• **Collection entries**
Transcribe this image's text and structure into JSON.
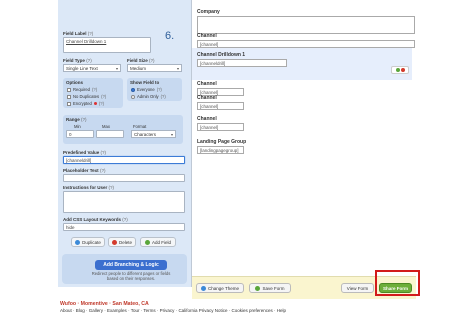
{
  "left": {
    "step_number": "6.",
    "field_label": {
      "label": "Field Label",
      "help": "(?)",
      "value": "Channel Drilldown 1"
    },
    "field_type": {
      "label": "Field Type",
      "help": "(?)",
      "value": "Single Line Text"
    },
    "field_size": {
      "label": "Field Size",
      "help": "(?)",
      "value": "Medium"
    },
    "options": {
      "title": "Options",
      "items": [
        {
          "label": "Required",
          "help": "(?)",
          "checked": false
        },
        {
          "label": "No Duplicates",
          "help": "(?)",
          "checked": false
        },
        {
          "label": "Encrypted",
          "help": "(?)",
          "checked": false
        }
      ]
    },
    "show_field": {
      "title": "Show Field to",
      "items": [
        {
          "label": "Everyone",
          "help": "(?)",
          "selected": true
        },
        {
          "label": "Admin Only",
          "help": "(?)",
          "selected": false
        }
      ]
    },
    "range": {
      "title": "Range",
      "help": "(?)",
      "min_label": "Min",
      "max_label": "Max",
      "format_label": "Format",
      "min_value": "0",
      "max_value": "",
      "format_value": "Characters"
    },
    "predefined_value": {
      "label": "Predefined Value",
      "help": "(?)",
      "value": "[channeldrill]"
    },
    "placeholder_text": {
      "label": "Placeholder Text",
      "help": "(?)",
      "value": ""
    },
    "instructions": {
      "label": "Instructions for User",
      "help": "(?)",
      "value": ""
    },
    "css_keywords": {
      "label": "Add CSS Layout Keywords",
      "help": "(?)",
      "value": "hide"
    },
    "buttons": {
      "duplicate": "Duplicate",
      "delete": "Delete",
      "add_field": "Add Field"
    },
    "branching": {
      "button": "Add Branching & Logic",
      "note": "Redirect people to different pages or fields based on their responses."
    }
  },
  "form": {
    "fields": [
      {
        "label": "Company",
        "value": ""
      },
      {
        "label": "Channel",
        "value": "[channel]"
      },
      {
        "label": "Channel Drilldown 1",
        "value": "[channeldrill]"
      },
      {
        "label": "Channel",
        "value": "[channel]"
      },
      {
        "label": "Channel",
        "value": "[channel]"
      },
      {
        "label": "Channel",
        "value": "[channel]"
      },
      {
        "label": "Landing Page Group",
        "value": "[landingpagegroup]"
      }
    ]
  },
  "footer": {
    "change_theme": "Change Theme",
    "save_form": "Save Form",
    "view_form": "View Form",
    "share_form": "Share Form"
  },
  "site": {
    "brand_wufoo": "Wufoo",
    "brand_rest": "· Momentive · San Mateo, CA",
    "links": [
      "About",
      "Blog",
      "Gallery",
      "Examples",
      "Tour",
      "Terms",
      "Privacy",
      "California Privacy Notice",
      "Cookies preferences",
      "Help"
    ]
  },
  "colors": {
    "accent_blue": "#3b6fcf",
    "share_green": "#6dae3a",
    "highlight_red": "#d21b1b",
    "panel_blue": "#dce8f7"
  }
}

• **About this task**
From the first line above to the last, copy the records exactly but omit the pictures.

• **Answer below**
Transcribe this image's text and structure into JSON.
{
  "left": {
    "step_number": "6.",
    "field_label": {
      "label": "Field Label",
      "help": "(?)",
      "value": "Channel Drilldown 1"
    },
    "field_type": {
      "label": "Field Type",
      "help": "(?)",
      "value": "Single Line Text"
    },
    "field_size": {
      "label": "Field Size",
      "help": "(?)",
      "value": "Medium"
    },
    "options": {
      "title": "Options",
      "items": [
        {
          "label": "Required",
          "help": "(?)",
          "checked": false
        },
        {
          "label": "No Duplicates",
          "help": "(?)",
          "checked": false
        },
        {
          "label": "Encrypted",
          "help": "(?)",
          "checked": false
        }
      ]
    },
    "show_field": {
      "title": "Show Field to",
      "items": [
        {
          "label": "Everyone",
          "help": "(?)",
          "selected": true
        },
        {
          "label": "Admin Only",
          "help": "(?)",
          "selected": false
        }
      ]
    },
    "range": {
      "title": "Range",
      "help": "(?)",
      "min_label": "Min",
      "max_label": "Max",
      "format_label": "Format",
      "min_value": "0",
      "max_value": "",
      "format_value": "Characters"
    },
    "predefined_value": {
      "label": "Predefined Value",
      "help": "(?)",
      "value": "[channeldrill]"
    },
    "placeholder_text": {
      "label": "Placeholder Text",
      "help": "(?)",
      "value": ""
    },
    "instructions": {
      "label": "Instructions for User",
      "help": "(?)",
      "value": ""
    },
    "css_keywords": {
      "label": "Add CSS Layout Keywords",
      "help": "(?)",
      "value": "hide"
    },
    "buttons": {
      "duplicate": "Duplicate",
      "delete": "Delete",
      "add_field": "Add Field"
    },
    "branching": {
      "button": "Add Branching & Logic",
      "note": "Redirect people to different pages or fields based on their responses."
    }
  },
  "form": {
    "fields": [
      {
        "label": "Company",
        "value": ""
      },
      {
        "label": "Channel",
        "value": "[channel]"
      },
      {
        "label": "Channel Drilldown 1",
        "value": "[channeldrill]"
      },
      {
        "label": "Channel",
        "value": "[channel]"
      },
      {
        "label": "Channel",
        "value": "[channel]"
      },
      {
        "label": "Channel",
        "value": "[channel]"
      },
      {
        "label": "Landing Page Group",
        "value": "[landingpagegroup]"
      }
    ]
  },
  "footer": {
    "change_theme": "Change Theme",
    "save_form": "Save Form",
    "view_form": "View Form",
    "share_form": "Share Form"
  },
  "site": {
    "brand_wufoo": "Wufoo",
    "brand_rest": "· Momentive · San Mateo, CA",
    "links": [
      "About",
      "Blog",
      "Gallery",
      "Examples",
      "Tour",
      "Terms",
      "Privacy",
      "California Privacy Notice",
      "Cookies preferences",
      "Help"
    ]
  },
  "colors": {
    "accent_blue": "#3b6fcf",
    "share_green": "#6dae3a",
    "highlight_red": "#d21b1b",
    "panel_blue": "#dce8f7"
  }
}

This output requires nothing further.